In her reader diary, Julie Hollar writes, The New York Times demonstrates how not to report on reproductive rights groups’ reaction to the Sotomayor nomination: by going to anti-choice activists to frame the story.
revelation of Dowd’s thoughtless use of words is far from new. She’s been
a perennial thorn in the side of feminists and everyone who would like to move beyond Mad Men-era
perceptions of gender.
A new book by Jon A. Shields tries to make reasonable claims about the Christian-right and its "logic," but instead comes off as biased.
A growing number of people in the media seek to dissolve the myth of women’s culpability in violent relationships. But the question that is asked most often of the Rihanna/Chris Brown story is “Why did she stay?” rather than “Why did he do it?”
Cynthia Gorney has a must read piece in the New York Times, entitled "True Lifer"
noting the appeal of Gov. Sarah Palin to voters who want to ban all
As the reality of governing-by-deregulation-talking-points trickles down upon us, is it too much to hope that voters might see through social conservative talking points too?
Yet another major poll demonstrates high levels of consistent support for safe, legal abortion rights, and an election in which social issues are not driving the agenda. Not surprisingly, it’s the economy, proving that most Americans aren’t stupid.
What is The New York Times' problem with abortion? The editorial page consistently supports sex education, birth control, and the right to legally end unwanted pregnancy. The rest of the Times, however, often seems uncomfortable with concrete applications of these principles.

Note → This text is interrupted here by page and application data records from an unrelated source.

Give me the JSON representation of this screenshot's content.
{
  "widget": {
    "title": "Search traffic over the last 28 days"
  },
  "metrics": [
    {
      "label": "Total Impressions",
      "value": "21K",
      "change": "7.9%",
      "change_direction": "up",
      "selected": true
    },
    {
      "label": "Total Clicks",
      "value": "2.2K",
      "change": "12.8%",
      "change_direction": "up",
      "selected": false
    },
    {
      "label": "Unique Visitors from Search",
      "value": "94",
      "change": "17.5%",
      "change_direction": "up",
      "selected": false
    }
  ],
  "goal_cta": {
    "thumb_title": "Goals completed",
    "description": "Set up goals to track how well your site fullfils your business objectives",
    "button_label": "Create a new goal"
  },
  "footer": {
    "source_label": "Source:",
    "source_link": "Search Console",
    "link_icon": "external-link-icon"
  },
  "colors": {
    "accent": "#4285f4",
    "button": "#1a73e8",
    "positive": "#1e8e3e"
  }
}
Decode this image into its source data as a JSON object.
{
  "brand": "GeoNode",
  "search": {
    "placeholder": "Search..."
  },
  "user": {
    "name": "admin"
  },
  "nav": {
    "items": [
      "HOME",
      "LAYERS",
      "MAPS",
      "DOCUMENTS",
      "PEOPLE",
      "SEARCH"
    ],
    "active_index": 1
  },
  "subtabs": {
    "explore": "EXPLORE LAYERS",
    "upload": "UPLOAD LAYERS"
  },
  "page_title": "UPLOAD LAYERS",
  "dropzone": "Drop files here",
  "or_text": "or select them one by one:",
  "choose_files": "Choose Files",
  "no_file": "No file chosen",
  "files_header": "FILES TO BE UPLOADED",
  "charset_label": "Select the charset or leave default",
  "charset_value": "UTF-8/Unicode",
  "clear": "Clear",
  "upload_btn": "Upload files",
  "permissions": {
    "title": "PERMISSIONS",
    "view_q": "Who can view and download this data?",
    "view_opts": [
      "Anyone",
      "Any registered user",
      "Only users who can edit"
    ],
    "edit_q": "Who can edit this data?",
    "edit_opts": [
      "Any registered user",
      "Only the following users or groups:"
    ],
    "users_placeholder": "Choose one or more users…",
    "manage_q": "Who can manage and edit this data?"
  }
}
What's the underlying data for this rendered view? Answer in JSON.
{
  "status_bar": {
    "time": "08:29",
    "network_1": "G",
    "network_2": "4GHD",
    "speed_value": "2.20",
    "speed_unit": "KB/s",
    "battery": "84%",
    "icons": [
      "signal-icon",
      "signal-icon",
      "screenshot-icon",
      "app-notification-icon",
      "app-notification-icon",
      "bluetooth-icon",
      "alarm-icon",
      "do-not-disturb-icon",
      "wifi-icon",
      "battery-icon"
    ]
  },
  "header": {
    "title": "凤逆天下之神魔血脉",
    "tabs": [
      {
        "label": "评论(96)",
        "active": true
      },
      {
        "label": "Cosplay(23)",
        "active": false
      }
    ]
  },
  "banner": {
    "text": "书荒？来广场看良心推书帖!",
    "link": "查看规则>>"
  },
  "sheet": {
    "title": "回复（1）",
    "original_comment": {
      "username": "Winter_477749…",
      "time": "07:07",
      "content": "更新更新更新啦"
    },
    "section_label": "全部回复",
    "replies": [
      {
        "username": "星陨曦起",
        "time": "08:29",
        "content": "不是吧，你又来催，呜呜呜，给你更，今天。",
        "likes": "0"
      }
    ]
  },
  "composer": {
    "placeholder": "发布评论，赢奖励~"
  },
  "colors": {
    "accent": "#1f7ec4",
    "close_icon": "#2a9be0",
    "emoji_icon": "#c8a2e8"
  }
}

Melinda Henneberger's recent op-ed in The New York Times outlining her thoughts on why the Democrats should be the anti-choice pro-choice party released a blogstorm of protest.